Mitt Romney at the USS Wisconsin in Norfolk, Va., Aug. 11.

Jim Kitfield, the intrepid military correspondent at National Journal for many years, turns his eyes on Mitt Romney, the presumptive Republican presidential nominee, for a keen but nuanced look at his national-security chops. The article, which appears in the latest issue of The National Interest, notes:
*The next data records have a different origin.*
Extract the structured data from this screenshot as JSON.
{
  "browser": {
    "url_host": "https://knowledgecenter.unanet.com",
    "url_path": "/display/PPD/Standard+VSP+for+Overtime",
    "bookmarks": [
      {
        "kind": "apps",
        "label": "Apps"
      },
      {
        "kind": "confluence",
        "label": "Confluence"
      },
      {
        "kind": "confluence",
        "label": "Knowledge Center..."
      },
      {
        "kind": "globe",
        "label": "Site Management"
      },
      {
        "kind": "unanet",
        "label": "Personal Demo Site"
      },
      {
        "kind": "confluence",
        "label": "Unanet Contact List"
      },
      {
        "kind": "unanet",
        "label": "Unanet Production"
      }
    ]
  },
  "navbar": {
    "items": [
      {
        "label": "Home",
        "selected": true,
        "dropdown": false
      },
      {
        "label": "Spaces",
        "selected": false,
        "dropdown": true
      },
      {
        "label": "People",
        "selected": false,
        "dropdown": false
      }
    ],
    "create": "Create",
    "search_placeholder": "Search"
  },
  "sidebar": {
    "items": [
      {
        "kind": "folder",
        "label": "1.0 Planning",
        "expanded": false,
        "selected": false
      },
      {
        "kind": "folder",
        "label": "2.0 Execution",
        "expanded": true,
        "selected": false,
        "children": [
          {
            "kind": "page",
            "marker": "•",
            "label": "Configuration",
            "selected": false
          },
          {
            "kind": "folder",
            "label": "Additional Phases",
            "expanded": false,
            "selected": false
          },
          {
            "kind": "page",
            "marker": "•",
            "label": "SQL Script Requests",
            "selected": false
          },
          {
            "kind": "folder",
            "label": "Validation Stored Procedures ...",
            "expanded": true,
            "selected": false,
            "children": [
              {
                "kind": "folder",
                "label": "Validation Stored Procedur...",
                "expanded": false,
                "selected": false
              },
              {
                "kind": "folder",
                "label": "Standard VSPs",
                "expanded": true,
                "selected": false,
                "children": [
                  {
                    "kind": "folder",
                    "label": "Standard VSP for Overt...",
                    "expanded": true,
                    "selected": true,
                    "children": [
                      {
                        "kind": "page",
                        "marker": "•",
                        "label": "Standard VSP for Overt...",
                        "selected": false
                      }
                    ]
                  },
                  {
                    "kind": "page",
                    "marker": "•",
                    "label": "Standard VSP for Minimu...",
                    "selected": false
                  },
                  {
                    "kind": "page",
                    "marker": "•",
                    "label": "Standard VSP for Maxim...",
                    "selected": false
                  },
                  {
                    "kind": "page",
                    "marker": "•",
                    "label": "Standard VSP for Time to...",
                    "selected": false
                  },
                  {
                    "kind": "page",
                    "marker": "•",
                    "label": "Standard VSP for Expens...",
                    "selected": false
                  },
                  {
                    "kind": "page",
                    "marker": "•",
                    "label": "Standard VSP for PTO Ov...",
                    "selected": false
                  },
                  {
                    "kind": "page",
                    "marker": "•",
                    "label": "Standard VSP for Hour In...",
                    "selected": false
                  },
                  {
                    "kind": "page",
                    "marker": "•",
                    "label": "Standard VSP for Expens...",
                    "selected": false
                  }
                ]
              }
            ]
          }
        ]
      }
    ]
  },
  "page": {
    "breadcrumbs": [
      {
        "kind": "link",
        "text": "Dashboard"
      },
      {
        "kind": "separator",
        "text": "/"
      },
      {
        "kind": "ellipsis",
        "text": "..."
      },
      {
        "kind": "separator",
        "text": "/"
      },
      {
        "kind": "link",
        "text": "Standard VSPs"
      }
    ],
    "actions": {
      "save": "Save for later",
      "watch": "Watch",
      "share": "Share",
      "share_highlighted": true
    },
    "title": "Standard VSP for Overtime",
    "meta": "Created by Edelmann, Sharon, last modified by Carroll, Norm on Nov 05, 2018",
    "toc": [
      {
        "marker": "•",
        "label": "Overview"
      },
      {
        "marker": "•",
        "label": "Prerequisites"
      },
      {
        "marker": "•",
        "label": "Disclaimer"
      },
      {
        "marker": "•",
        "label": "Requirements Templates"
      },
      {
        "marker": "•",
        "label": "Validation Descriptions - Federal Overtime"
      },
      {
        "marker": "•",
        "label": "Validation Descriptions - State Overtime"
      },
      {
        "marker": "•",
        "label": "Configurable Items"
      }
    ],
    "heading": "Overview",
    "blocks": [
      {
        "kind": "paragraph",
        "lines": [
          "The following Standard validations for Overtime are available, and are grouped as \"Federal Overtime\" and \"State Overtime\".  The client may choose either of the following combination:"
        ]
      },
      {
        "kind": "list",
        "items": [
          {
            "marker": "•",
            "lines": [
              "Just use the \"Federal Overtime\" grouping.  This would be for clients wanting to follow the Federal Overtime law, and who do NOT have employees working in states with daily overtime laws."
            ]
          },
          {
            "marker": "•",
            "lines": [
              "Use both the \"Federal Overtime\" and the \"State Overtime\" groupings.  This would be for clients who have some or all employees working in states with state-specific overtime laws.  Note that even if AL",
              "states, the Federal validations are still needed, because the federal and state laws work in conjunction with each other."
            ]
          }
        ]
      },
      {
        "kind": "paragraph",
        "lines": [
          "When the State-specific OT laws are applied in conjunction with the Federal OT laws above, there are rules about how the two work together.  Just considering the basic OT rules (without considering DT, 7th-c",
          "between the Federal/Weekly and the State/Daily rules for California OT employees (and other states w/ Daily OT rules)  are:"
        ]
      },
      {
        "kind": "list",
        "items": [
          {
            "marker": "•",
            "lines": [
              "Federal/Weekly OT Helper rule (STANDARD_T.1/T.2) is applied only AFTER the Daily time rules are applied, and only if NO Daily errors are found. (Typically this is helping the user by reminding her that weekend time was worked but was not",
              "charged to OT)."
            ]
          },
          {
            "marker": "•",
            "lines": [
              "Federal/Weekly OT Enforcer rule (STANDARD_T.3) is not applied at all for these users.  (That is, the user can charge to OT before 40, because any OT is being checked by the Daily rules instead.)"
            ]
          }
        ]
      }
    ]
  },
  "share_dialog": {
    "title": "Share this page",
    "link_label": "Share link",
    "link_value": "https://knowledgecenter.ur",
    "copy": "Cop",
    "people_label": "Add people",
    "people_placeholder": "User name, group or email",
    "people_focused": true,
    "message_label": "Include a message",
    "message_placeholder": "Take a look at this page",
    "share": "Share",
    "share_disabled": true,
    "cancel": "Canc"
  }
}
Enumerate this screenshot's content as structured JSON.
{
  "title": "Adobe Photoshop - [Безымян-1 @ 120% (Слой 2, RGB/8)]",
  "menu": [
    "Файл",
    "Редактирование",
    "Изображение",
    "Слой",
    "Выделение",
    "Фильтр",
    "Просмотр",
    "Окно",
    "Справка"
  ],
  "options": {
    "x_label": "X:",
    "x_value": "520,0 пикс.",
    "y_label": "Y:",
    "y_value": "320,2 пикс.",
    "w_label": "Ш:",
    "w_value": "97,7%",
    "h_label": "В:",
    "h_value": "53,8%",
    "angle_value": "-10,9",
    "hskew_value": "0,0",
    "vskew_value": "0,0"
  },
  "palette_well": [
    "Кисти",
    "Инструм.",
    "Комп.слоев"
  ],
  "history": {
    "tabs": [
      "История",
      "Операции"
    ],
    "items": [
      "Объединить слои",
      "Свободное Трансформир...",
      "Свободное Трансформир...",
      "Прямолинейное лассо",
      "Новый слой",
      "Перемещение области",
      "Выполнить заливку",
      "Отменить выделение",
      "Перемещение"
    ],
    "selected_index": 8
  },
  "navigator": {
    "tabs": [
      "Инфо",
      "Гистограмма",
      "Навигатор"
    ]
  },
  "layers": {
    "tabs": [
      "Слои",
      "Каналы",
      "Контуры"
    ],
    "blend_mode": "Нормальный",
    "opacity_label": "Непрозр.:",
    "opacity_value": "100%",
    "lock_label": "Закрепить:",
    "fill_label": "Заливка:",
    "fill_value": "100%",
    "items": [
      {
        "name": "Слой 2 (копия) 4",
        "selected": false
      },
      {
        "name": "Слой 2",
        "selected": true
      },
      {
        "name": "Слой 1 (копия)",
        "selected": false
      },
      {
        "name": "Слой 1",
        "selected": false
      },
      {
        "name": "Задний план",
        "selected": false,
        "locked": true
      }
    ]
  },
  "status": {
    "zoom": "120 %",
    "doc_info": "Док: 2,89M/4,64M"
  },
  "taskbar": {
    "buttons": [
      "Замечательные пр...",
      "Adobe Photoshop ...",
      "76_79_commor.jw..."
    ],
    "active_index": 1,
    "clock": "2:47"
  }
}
Given his limited foreign-policy experience and counterpuncher’s strategy of defining himself primarily as what his opponent is not, it’s difficult to know just what Romney’s worldview is…Yet as a candidate courting his party’s conservative base, Romney has issued foreign-policy pronouncements with a harder line. He says his administration would align closely with Israel, view Russia as the United States’ primary geostrategic foe and label China as a currency manipulator. The population of terrorist suspects at the Guantánamo Bay military prison might double, and “enhanced interrogation techniques” such as waterboarding could return to the counterterrorism toolbox. A Romney administration purportedly would increase defense spending and bolster rather than shrink the size of the U.S. military. There would be no diplomacy with Iran, which would be enjoined to abandon its nuclear-weapons ambitions or else. U.S. military forces would remain in Afghanistan until the Taliban is defeated decisively.

Full thing here.